Although a demure grub — maybe a little split tail or curly tail job — is the common choice for spinnerbait trailers, don't hesitate to put some junk in the trunk.

It's not an everyday strategy, but bulking up the bait's backside occasionally bears benefit. Consider these points:

• Profile — Big fish prefer one big meal over chasing hundreds of tiny nibblets, so a larger spinnerbait profile can get you those game-changing bites.

• Displacement — In dim, murky or otherwise low visibility, a big tail pushes more water and gives fish more of a target to locate.

• Motion — Swimbaits, ribbontail worms, full size Brush Hogs or any oversized trailers with specific tail movement add even more life to a spinnerbait.

• Color — Trailers offer a quick route to color enhancement, and when you really need to get noticed, the ability to dress up your spinnerbait's visage can prove invaluable — especially in dirty water. Dip that big trailer's tail in chartreuse dye and you'll add another level of attraction.

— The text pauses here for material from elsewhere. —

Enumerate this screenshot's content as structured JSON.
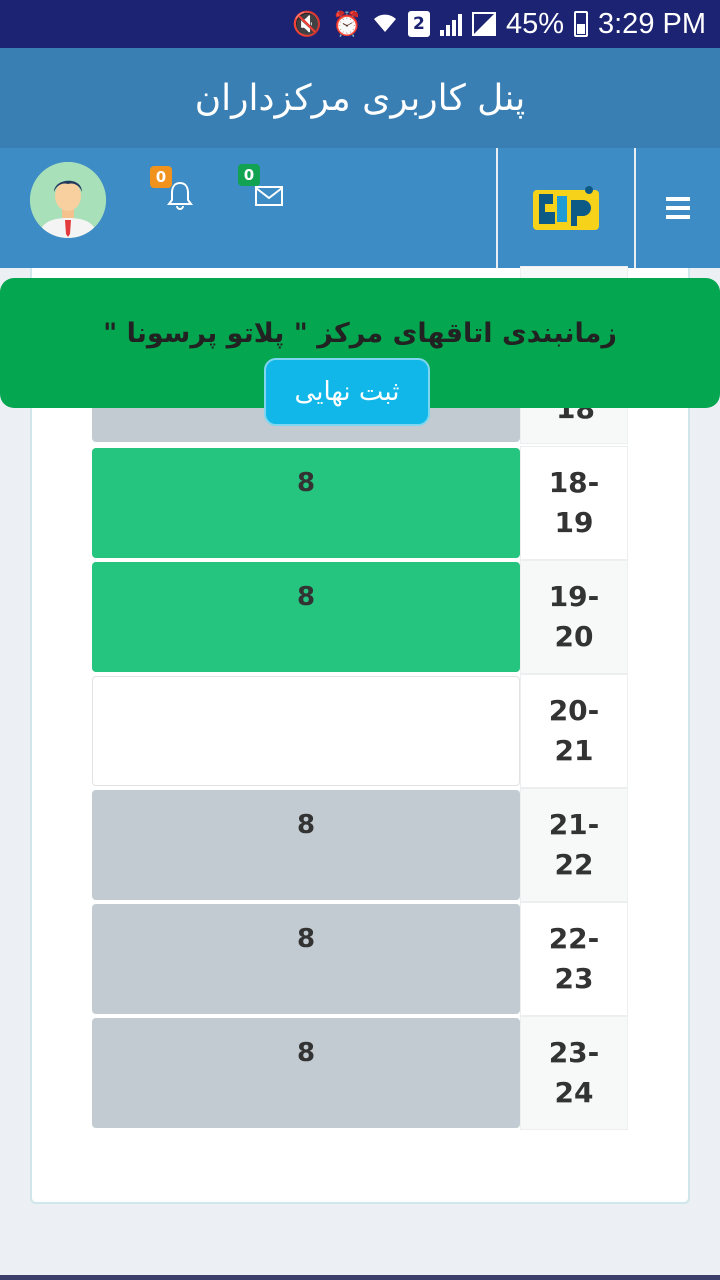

• Rate of fall —Bear in mind that larger trailers affect fall rates. That can work for you or against you, depending on what you're trying to accomplish. Also, the drag of a larger trailer limits your ability to burn a spinnerbait.